Similarly, if you’re located in an environment that’s prone to flooding or other natural disasters, you’ll know that you need to keep your information off-site, and in a location that’s less likely to face physical issues.

Step 3: Decide what your backup infrastructure should be

Once you know what your data risks are, and what information you want to protect, you can begin to build a data backup plan that suits your specific needs. Look for ways that you can connect your potential data risks to possible solutions when presenting your enterprise backup strategy to your CEO. For instance, if you’ve been hit by a hurricane in your area before, a cloud-based backup service would ensure that your information stays secure, no matter what happens to you on premise.

Some of the available options you can consider for your plan include:

  • Hardware backups: These include hard-drives and other on-premise storage solutions that are available to access whenever you need them. Hardware storage is excellent when you don’t have access to the internet, but they aren’t protected from physical disasters.
  • Software solutions: Buying software and installing it on a virtual machine is a good option for companies who regularly change their data infrastructure.
  • Cloud services: Cloud services offer backup either through securely hosted vaulting, or an off-site backup. This ensures that no matter where you are, or what happens to your devices, you’ll be able to get your crucial information back.

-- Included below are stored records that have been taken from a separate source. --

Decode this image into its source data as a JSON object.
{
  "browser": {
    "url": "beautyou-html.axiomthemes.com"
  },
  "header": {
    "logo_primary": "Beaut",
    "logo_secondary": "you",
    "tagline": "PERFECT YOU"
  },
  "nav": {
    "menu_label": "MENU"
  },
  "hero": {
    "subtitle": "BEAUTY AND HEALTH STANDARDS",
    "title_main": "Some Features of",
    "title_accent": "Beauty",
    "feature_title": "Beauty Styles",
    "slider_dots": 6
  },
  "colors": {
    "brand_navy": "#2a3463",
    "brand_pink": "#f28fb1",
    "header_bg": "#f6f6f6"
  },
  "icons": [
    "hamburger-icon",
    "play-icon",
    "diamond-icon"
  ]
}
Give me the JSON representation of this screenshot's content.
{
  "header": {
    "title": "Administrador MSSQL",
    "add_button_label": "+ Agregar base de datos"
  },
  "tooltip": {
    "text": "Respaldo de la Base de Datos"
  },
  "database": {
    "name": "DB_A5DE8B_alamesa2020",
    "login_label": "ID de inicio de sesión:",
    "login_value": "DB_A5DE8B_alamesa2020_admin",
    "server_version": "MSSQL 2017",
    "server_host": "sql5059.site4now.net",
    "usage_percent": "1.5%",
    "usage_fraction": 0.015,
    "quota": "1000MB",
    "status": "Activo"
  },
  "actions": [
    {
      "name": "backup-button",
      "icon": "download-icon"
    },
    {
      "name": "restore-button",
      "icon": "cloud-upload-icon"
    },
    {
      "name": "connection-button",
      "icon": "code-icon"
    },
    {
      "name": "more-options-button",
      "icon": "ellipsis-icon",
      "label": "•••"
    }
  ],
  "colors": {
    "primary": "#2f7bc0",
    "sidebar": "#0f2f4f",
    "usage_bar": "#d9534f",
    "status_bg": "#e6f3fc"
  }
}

Usually, the best backup strategy is one that doesn’t rely on one single option. To ensure that you’re defended no matter what happens, it’s often a good idea to invest in cloud and hardware backups simultaneously.

Step 4: Create a recovery plan

With your enterprise backup strategy ready to go, it’s essential to make sure that everyone in your team knows how to access your stored data when they need it. An easy-to-follow incident response checklist is an excellent addition to any data backup plan.

Remember that your CEO might ask you to refine your procedures. However, showing that you have a response checklist in place will indicate that you’ve put the right amount of time and thought into your data recovery strategy. Remember to cover:

  • The data sets to be recovered
  • Post-restoration steps that need to be taken
  • Dependencies that might affect recovery
  • People involved in the data backup and disaster recovery strategy

Step 5: Test your data backup plan

Finally, before you present your enterprise backup strategy to your CEO, make sure that you test it. You’ll need to ensure that your backup methods are successful and that you can access the right data from your chosen services when necessary.

It may also be worth running a test with a beta group to make sure that the disaster recovery plan you’ve implemented is easy enough to follow. This will make it easier to prove to your CEO that your plan works.

As you go forward, remember to keep testing your data backup plan. The last thing you want is to discover that something has gone wrong at the worst possible time.

Ready to discuss disaster recovery and backup solutions? Contact the team at Nice Network today.